What the exercise asks:
I need each line of the entries below that includes the string "icon".

------ Data records ------

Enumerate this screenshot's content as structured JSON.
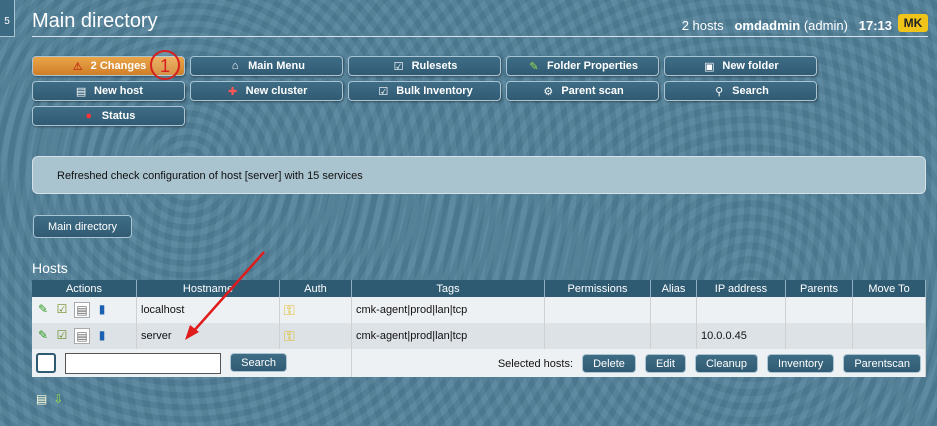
{
  "sidebar_tab": "5",
  "header": {
    "title": "Main directory",
    "hosts_count": "2 hosts",
    "user": "omdadmin",
    "role": "(admin)",
    "time": "17:13",
    "logo": "MK"
  },
  "buttons": [
    {
      "label": "2 Changes",
      "icon": "warning-icon"
    },
    {
      "label": "Main Menu",
      "icon": "home-icon"
    },
    {
      "label": "Rulesets",
      "icon": "rulesets-icon"
    },
    {
      "label": "Folder Properties",
      "icon": "pencil-icon"
    },
    {
      "label": "New folder",
      "icon": "new-folder-icon"
    },
    {
      "label": "New host",
      "icon": "new-host-icon"
    },
    {
      "label": "New cluster",
      "icon": "new-cluster-icon"
    },
    {
      "label": "Bulk Inventory",
      "icon": "inventory-icon"
    },
    {
      "label": "Parent scan",
      "icon": "parent-scan-icon"
    },
    {
      "label": "Search",
      "icon": "search-icon"
    },
    {
      "label": "Status",
      "icon": "traffic-light-icon"
    }
  ],
  "annotation_badge": "1",
  "message": "Refreshed check configuration of host [server] with 15 services",
  "breadcrumb": "Main directory",
  "hosts_section": "Hosts",
  "table": {
    "columns": [
      "Actions",
      "Hostname",
      "Auth",
      "Tags",
      "Permissions",
      "Alias",
      "IP address",
      "Parents",
      "Move To"
    ],
    "rows": [
      {
        "hostname": "localhost",
        "tags": "cmk-agent|prod|lan|tcp",
        "permissions": "",
        "alias": "",
        "ip": "",
        "parents": "",
        "move_to": ""
      },
      {
        "hostname": "server",
        "tags": "cmk-agent|prod|lan|tcp",
        "permissions": "",
        "alias": "",
        "ip": "10.0.0.45",
        "parents": "",
        "move_to": ""
      }
    ]
  },
  "footer": {
    "search_button": "Search",
    "selected_label": "Selected hosts:",
    "actions": [
      "Delete",
      "Edit",
      "Cleanup",
      "Inventory",
      "Parentscan"
    ]
  }
}
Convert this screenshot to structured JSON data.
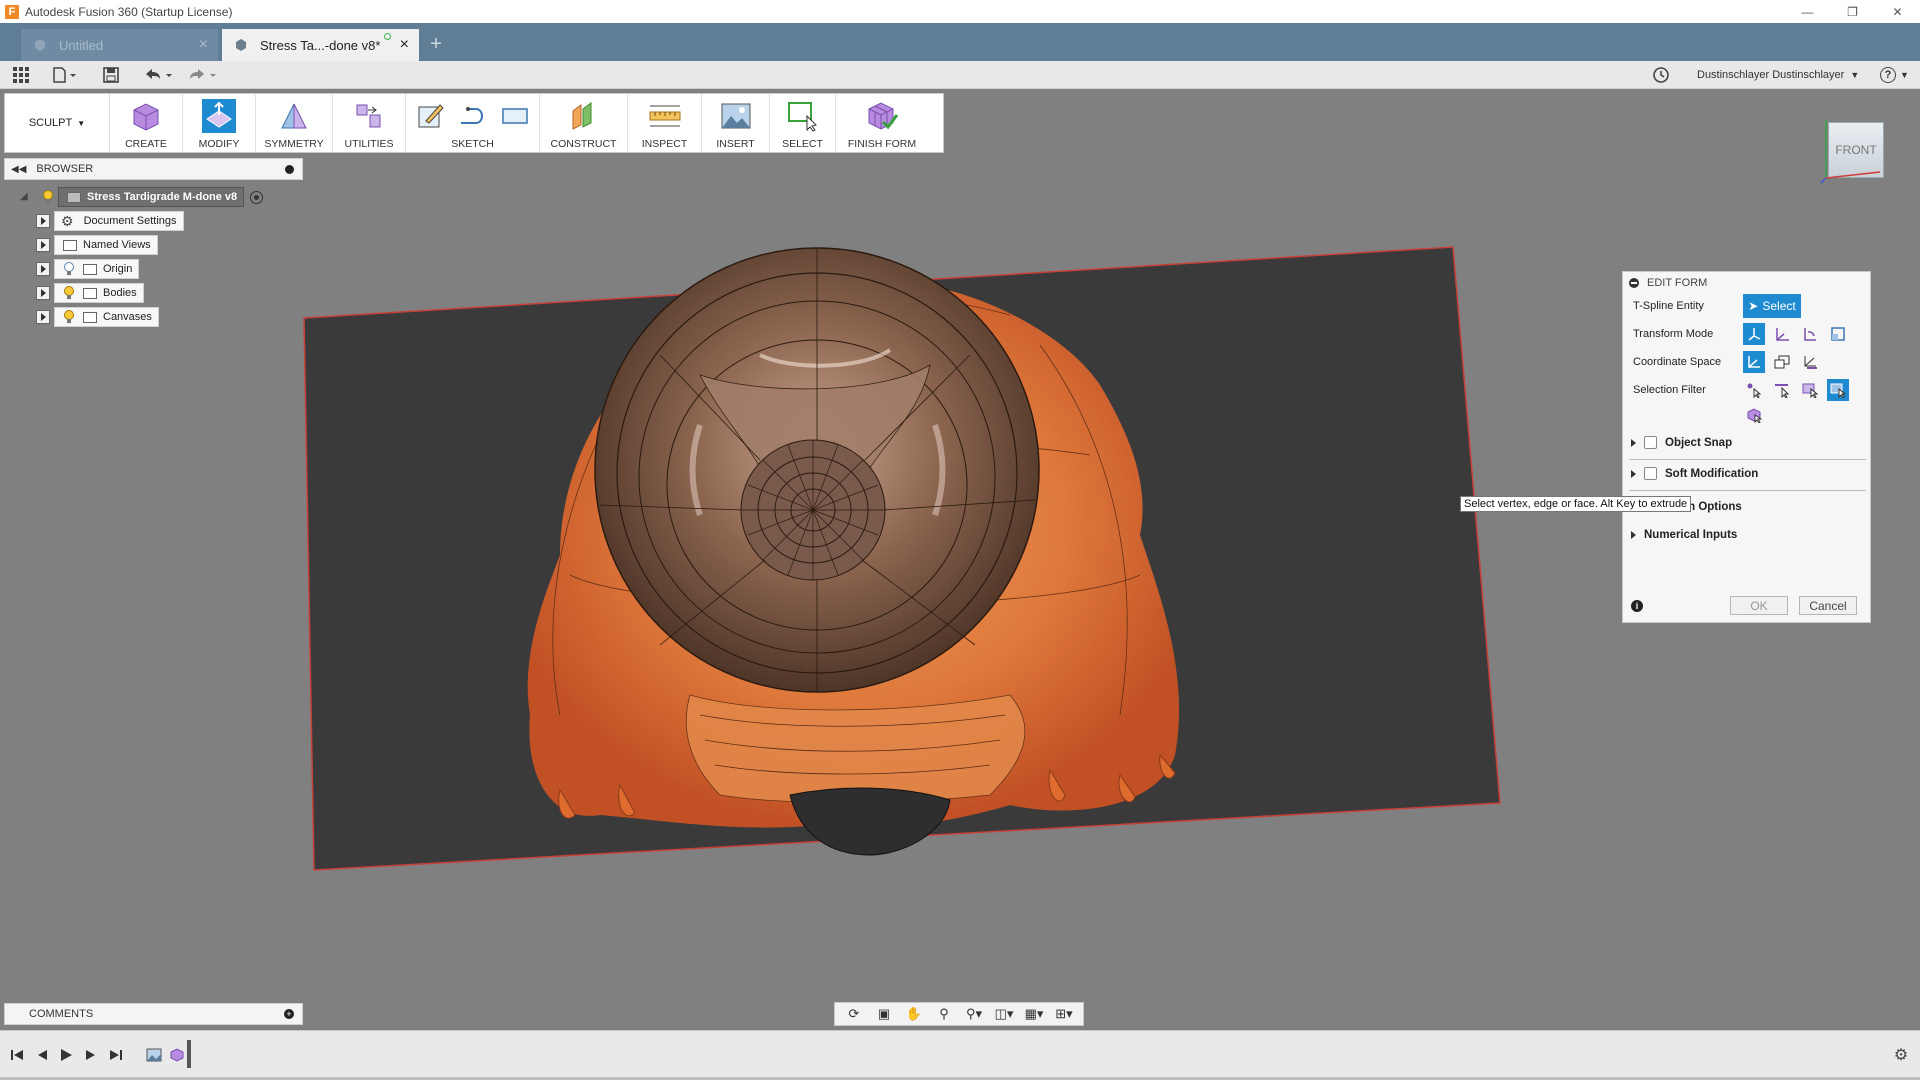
{
  "window": {
    "title": "Autodesk Fusion 360 (Startup License)",
    "controls": [
      "minimize",
      "restore",
      "close"
    ]
  },
  "tabs": [
    {
      "label": "Untitled",
      "active": false
    },
    {
      "label": "Stress Ta...-done v8*",
      "active": true
    }
  ],
  "quick_access": {
    "user": "Dustinschlayer Dustinschlayer",
    "help": "?"
  },
  "toolbar": {
    "workspace": "SCULPT",
    "groups": [
      "CREATE",
      "MODIFY",
      "SYMMETRY",
      "UTILITIES",
      "SKETCH",
      "CONSTRUCT",
      "INSPECT",
      "INSERT",
      "SELECT",
      "FINISH FORM"
    ]
  },
  "browser": {
    "title": "BROWSER",
    "root": "Stress Tardigrade M-done v8",
    "items": [
      "Document Settings",
      "Named Views",
      "Origin",
      "Bodies",
      "Canvases"
    ]
  },
  "viewcube": {
    "face": "FRONT"
  },
  "edit_form": {
    "title": "EDIT FORM",
    "rows": {
      "entity_label": "T-Spline Entity",
      "select_label": "Select",
      "transform_label": "Transform Mode",
      "coordinate_label": "Coordinate Space",
      "filter_label": "Selection Filter"
    },
    "sections": {
      "object_snap": "Object Snap",
      "soft_mod": "Soft Modification",
      "selection_options": "Selection Options",
      "numerical_inputs": "Numerical Inputs"
    },
    "ok": "OK",
    "cancel": "Cancel"
  },
  "tooltip": "Select vertex, edge or face. Alt Key to extrude",
  "comments": {
    "title": "COMMENTS"
  },
  "colors": {
    "accent": "#1e8bd0",
    "tabbar": "#5f7d95",
    "canvas_bg": "#808080",
    "plane": "#3a3a3a",
    "model": "#e8874a"
  }
}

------

Answer box:
      "icon": "warning-icon"
      "icon": "home-icon"
      "icon": "rulesets-icon"
      "icon": "pencil-icon"
      "icon": "new-folder-icon"
      "icon": "new-host-icon"
      "icon": "new-cluster-icon"
      "icon": "inventory-icon"
      "icon": "parent-scan-icon"
      "icon": "search-icon"
      "icon": "traffic-light-icon"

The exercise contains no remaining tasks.